Neil deGrasse Tyson Returning to Fox, Nat Geo Following Investigation

The astrophysicist has been accused of inappropriate behavior by three women, but the networks say they are ready to put 'StarTalk' and 'Cosmos' back on their schedules.
Miranda Penn Turin/FOX
Neil deGrasse Tyson

Neil deGrasse Tyson will be back on TV soon after National Geographic and Fox have concluded an investigation into allegations of inappropriate conduct against him.

The astrophysicist's science-focused talk show, StarTalk, will return to Nat Geo in April; it had been off the air since November while the investigation was conducted. Cosmos: Possible Worlds, a follow-up to 2014's Cosmos: A Spacetime Odyssey, will also air on Fox and Nat Geo, though a date hasn't been set.
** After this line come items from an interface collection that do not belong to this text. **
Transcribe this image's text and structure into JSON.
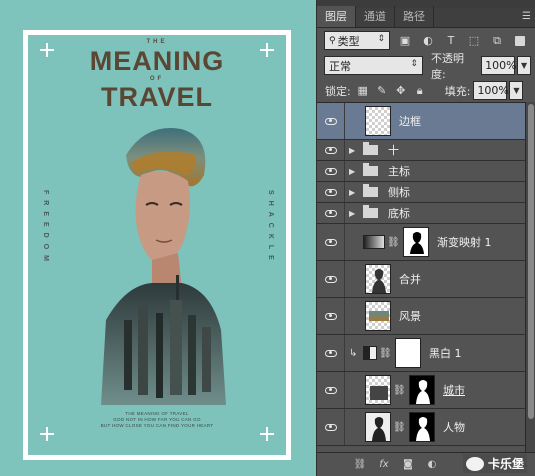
{
  "poster": {
    "title_small_top": "THE",
    "title_line1": "MEANING",
    "title_small_mid": "OF",
    "title_line2": "TRAVEL",
    "side_left": "FREEDOM",
    "side_right": "SHACKLE",
    "bottom_lines": [
      "THE MEANING OF TRAVEL",
      "GOD NOT IN HOW FAR YOU CAN GO",
      "BUT HOW CLOSE YOU CAN FIND YOUR HEART"
    ]
  },
  "panel": {
    "tabs": [
      "图层",
      "通道",
      "路径"
    ],
    "menu_icon": "panel-menu-icon",
    "filter_type": "类型",
    "blend_mode": "正常",
    "opacity_label": "不透明度:",
    "opacity_value": "100%",
    "lock_label": "锁定:",
    "fill_label": "填充:",
    "fill_value": "100%"
  },
  "layers": [
    {
      "name": "边框",
      "kind": "layer",
      "selected": true
    },
    {
      "name": "十",
      "kind": "group"
    },
    {
      "name": "主标",
      "kind": "group"
    },
    {
      "name": "侧标",
      "kind": "group"
    },
    {
      "name": "底标",
      "kind": "group"
    },
    {
      "name": "渐变映射 1",
      "kind": "adjustment"
    },
    {
      "name": "合并",
      "kind": "layer"
    },
    {
      "name": "风景",
      "kind": "layer"
    },
    {
      "name": "黑白 1",
      "kind": "adjustment"
    },
    {
      "name": "城市",
      "kind": "layer"
    },
    {
      "name": "人物",
      "kind": "layer"
    }
  ],
  "watermark": {
    "text": "卡乐堡"
  },
  "colors": {
    "background": "#7ec3bc",
    "poster_title": "#5b4634",
    "panel": "#535353",
    "selected_layer": "#6a7a93"
  }
}
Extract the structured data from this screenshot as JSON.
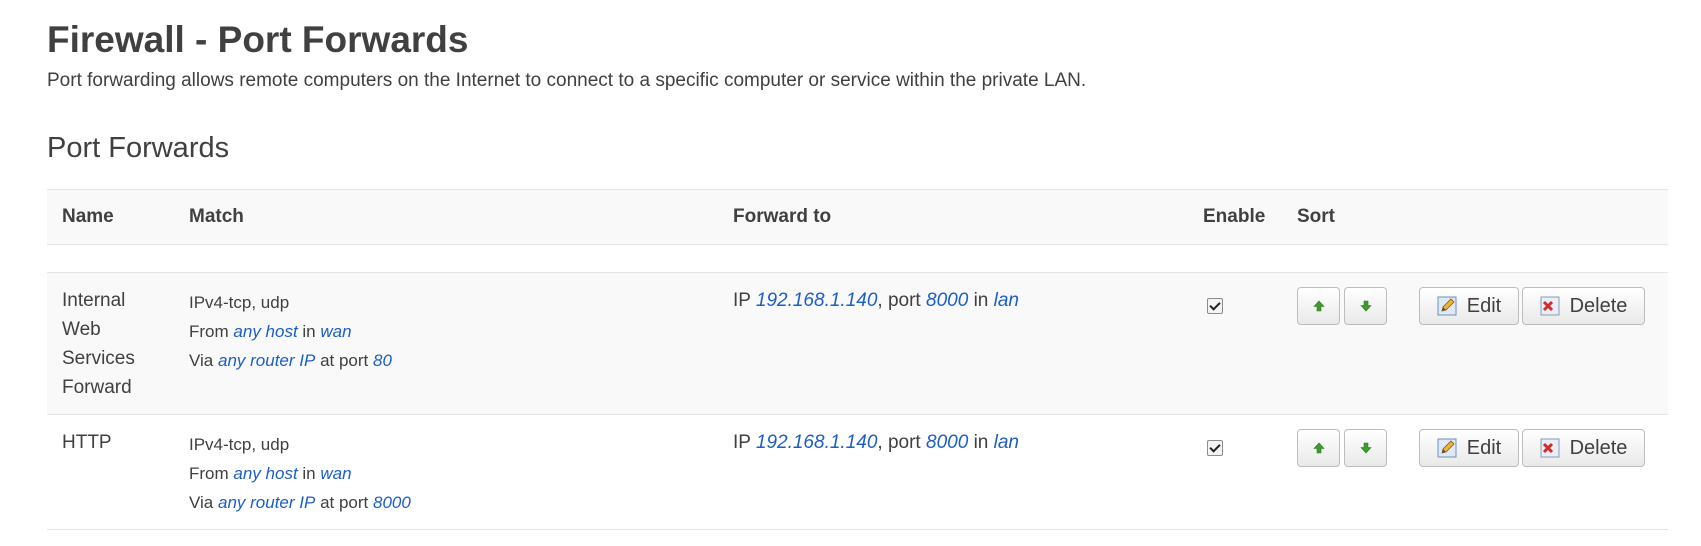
{
  "page": {
    "title": "Firewall - Port Forwards",
    "description": "Port forwarding allows remote computers on the Internet to connect to a specific computer or service within the private LAN."
  },
  "section": {
    "title": "Port Forwards"
  },
  "table": {
    "headers": {
      "name": "Name",
      "match": "Match",
      "forward": "Forward to",
      "enable": "Enable",
      "sort": "Sort"
    },
    "rows": [
      {
        "name": "Internal Web Services Forward",
        "match": {
          "proto": "IPv4-tcp, udp",
          "from_label": "From",
          "from_host": "any host",
          "in_label": "in",
          "from_zone": "wan",
          "via_label": "Via",
          "via_ip": "any router IP",
          "at_port_label": "at port",
          "via_port": "80"
        },
        "forward": {
          "ip_label": "IP",
          "ip": "192.168.1.140",
          "port_label": ", port",
          "port": "8000",
          "in_label": "in",
          "zone": "lan"
        },
        "enabled": true,
        "edit_label": "Edit",
        "delete_label": "Delete"
      },
      {
        "name": "HTTP",
        "match": {
          "proto": "IPv4-tcp, udp",
          "from_label": "From",
          "from_host": "any host",
          "in_label": "in",
          "from_zone": "wan",
          "via_label": "Via",
          "via_ip": "any router IP",
          "at_port_label": "at port",
          "via_port": "8000"
        },
        "forward": {
          "ip_label": "IP",
          "ip": "192.168.1.140",
          "port_label": ", port",
          "port": "8000",
          "in_label": "in",
          "zone": "lan"
        },
        "enabled": true,
        "edit_label": "Edit",
        "delete_label": "Delete"
      }
    ]
  },
  "icons": {
    "sort_up": "arrow-up-icon",
    "sort_down": "arrow-down-icon",
    "edit": "edit-icon",
    "delete": "delete-icon"
  },
  "colors": {
    "link": "#1b5ec7",
    "text": "#404040",
    "header_bg": "#f9f9f9"
  }
}
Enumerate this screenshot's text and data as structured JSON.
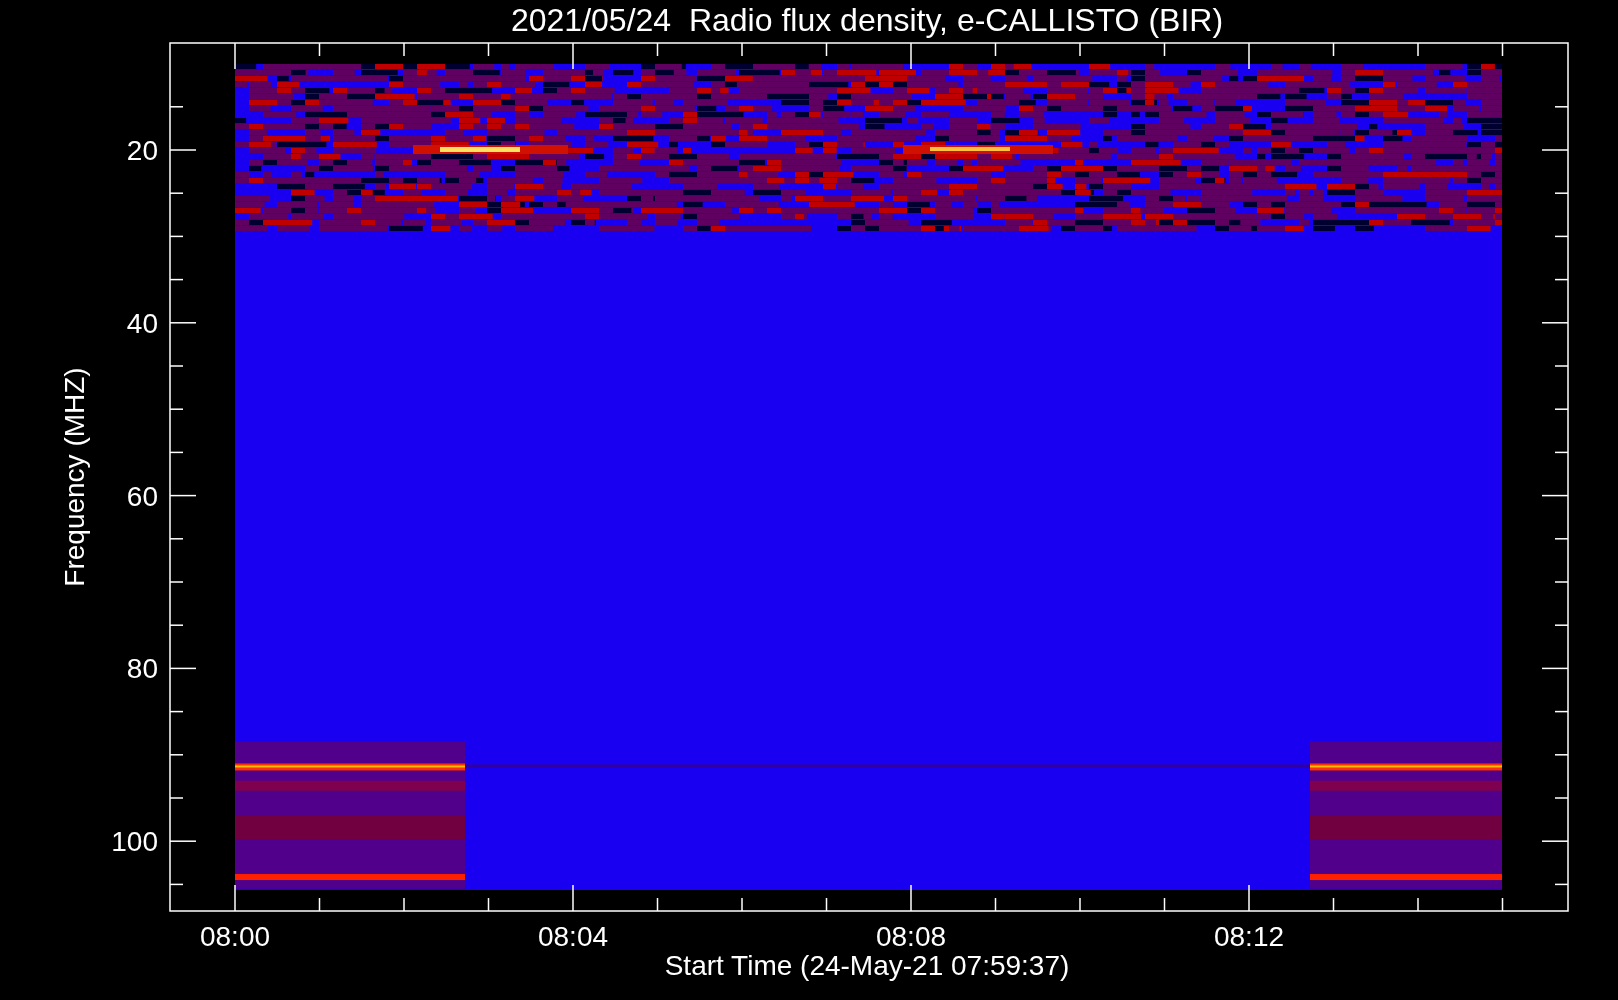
{
  "title": "2021/05/24  Radio flux density, e-CALLISTO (BIR)",
  "ylabel": "Frequency (MHZ)",
  "xlabel": "Start Time (24-May-21 07:59:37)",
  "yticks": [
    "20",
    "40",
    "60",
    "80",
    "100"
  ],
  "xticks": [
    "08:00",
    "08:04",
    "08:08",
    "08:12"
  ]
}
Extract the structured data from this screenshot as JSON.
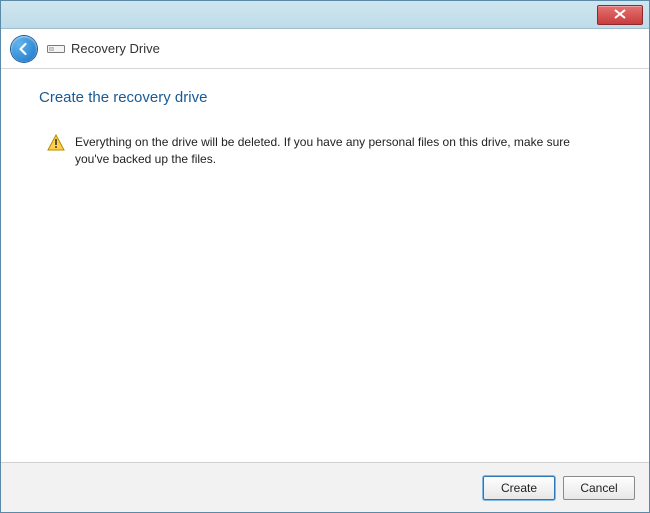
{
  "header": {
    "title": "Recovery Drive"
  },
  "page": {
    "title": "Create the recovery drive",
    "warning_message": "Everything on the drive will be deleted. If you have any personal files on this drive, make sure you've backed up the files."
  },
  "footer": {
    "primary_label": "Create",
    "secondary_label": "Cancel"
  }
}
"The investigation is complete, and we are moving forward with both StarTalk and Cosmos," Fox and Nat Geo said Friday in a statement. "StarTalk will return to the air with the remaining 13 episodes in April on National Geographic, and both Fox and National Geographic are committed to finding an air date for Cosmos. There will be no further comment."

Fox had slated Cosmos to premiere March 3 but pulled it from the schedule as the investigation continued. Three women have accused Tyson of sexual misconduct. 

In an article on Patheos published in November, Dr. Katelyn Allers and Ashley Watson claimed Tyson acted inappropriately toward them. In what she described as "creepy behavior," Allers, a professor of of physics and astronomy at Bucknell University, said Tyson groped her at a 2009 meeting of the American Astronomical Society.

Watson, who worked as Tyson's assistant, said she quit her job after Tyson tried to convince her to have sex with him and made other inappropriate comments. The allegations followed a 2014 accusation against Tyson by a former classmate at the University of Texas, who said he raped her in the 1980s.

Tyson denied the allegations but said he welcomed the investigation. "Evidence always matters. But what happens when it’s just one person’s word against another’s, and the stories don’t agree?" he wrote on Facebook. "That’s when people tend to pass judgment on who is more credible than whom. And that’s when an impartial investigation can best serve the truth — and would have my full cooperation to do so."